Coming in at second place, Latinos accounted for nearly 40 percent of the reported stops, while Caucasians accounted for a mere 10 percent of stops. “The nearly 686,000 stops conducted in 2011 equated to less than one stop per police officer per week among the 19,600 officers on patrol during the period,” said Paul Browne, the NYPD’s chief spokesman. Although NYPD portrayed the number of stops as being low in relationship to the number of officers on the streets, stop-and-frisks have risen significantly since Mayor Michael Bloomberg took office, jumping from 98,000 during his first term to nearly 700,000 by 2011.
Suspected weapons possession was cited as the top reason for stops, accounting for 25.6 percent. Brooklyn’s 75th Precinct in East New York had the most stops with 31,100, while the 73rd Precinct just next-door in Brownsville came in second with 25,167. Jackson Heights, Queens, had the third most with 18,156. NYC schools were challenged about its data concerning 19 suspensions of four and five year-olds in 2011. The statistics showed that minorities and kids with special needs were more often the targets of discipline. Black kids served 53% of the suspensions while they represent just 28% of the city’s students. In total, 69% of suspensions went to boys, though they make up 51% of the student populations.In addition, students with disabilities make up just 12% of the student population but serve 32% of the suspensions.

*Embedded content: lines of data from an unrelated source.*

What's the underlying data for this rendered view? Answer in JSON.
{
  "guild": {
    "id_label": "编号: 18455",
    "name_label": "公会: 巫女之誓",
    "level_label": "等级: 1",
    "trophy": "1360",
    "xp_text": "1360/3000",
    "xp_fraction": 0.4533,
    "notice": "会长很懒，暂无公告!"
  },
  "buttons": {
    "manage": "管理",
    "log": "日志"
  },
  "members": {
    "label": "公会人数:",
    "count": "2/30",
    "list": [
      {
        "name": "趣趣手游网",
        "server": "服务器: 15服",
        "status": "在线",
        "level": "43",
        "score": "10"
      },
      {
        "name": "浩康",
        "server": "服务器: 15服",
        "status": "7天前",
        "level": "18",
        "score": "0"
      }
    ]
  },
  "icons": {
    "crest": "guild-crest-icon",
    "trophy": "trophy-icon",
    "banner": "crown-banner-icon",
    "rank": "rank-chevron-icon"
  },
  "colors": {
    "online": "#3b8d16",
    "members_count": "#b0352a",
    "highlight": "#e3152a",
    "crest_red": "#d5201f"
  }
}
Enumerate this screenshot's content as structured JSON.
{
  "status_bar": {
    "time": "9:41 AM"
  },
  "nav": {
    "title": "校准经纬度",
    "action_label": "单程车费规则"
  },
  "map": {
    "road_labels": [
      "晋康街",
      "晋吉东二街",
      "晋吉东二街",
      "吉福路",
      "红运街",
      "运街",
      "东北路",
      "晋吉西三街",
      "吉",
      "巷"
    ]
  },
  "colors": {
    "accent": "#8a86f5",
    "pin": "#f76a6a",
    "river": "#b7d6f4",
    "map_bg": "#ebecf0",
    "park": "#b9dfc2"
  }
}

Citywide, suspensions in all the grades were down slightly last year over the previous year, dropping from 73,441 to 69,643.